Happy Jones has been passionate in her support of Girls Inc. of Memphis for enough years that she's unclear on when she started. But for her, that's beside the point.
"Girls Inc. has been around a while, and it keeps on growing," she says. "Now they've got the farm and all that-it's remarkable. And they need to keep going."
Because of supporters like Happy, Girls Inc. of Memphis is going strong, adding a Youth Farm in Frayser and expanding in Memphis, including a brand new presence at Booker T. Washington School.
Happy's life also provides a stellar example of what it means to be strong, smart and bold.
In 1969, the year after the assassination of Dr. Martin Luther King, Jr., the city's sanitation workers were about to strike again because the city would not recognize their union.
"We got a couple of buses and rode around to see the sanitation workers' houses, and how they lived," Happy said. "It was pathetic."
The next day, the same group of women went to City Hall to address the mayor and city council. They insisted the issue was poverty and racism, not unions or management.
"They folded - right at that meeting," she said. "They recognized the union and we didn't have another strike. THAT'S how powerful the women were who were on that ride."
Happy—whose given name is Dorothy—says that her older sisters came up with her nickname. “They named me Happy before I was born. They said the new baby was going to be called Happy. So that was that.”
She was born in Memphis, attended Lausanne for lower and middle school and went to an all-girl boarding school in Farmington, Connecticut for high school.
“My folks chose it, and I’m delighted I went, because I got another world view,” Happy said. “There were more people up there who were liberal.”
She came back to Memphis to attend Southwestern but didn’t graduate.
“I got married and had three children and began to make trouble.”
She registered to vote on her 21st birthday and soon got involved in politics, helping run local campaigns for Republicans.
In 1968, The Commercial Appeal named her one of the 20 most influential political figures in Shelby County. Her notoriety probably helped in the concerned women vs. City Hall incident, but her activism made friends and family uncomfortable.

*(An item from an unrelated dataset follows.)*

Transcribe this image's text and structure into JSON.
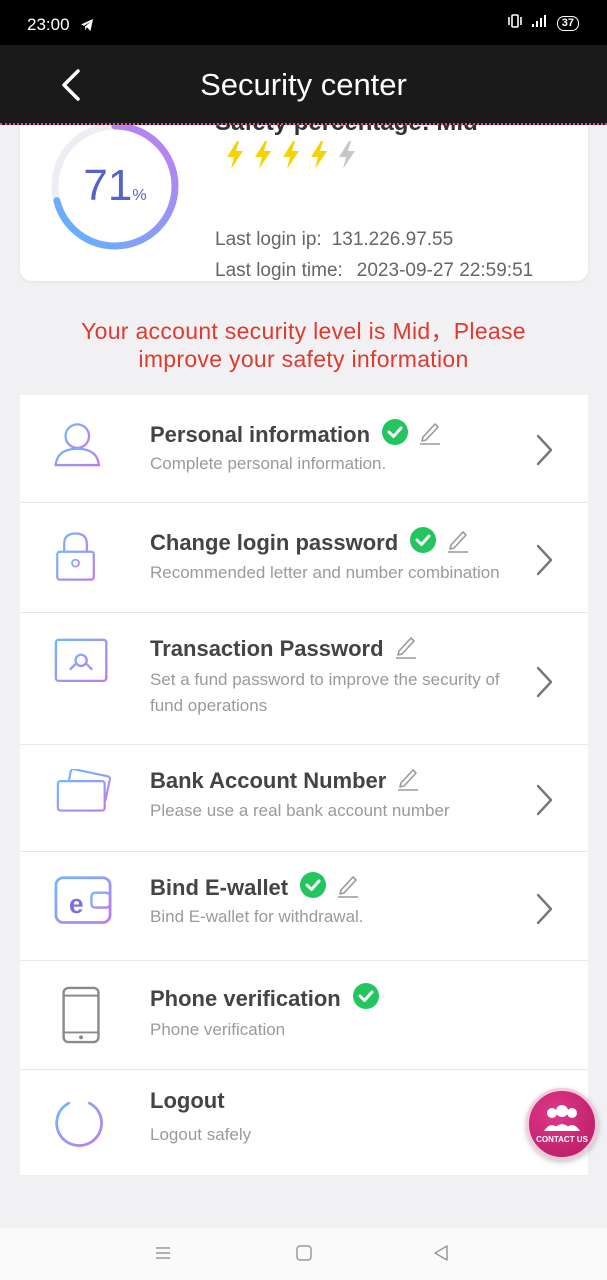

“I would go out to something at the Memphis Country Club and somebody would come up to me and say, ‘You used to be my friend.'”
She was eventually forced out of local Republican Party leadership. But she made new friends. And today she’s a Democrat.
For a mother of three grown girls and someone who likes to “make trouble," Girls Inc. seems like a perfect match.
“I support them because I support the mission,” Happy said. “What they’re doing is mentoring girls who might never have the chance to be exposed to the things that Girls Inc. is exposing them to. That’s why I think it’s an excellent organization.”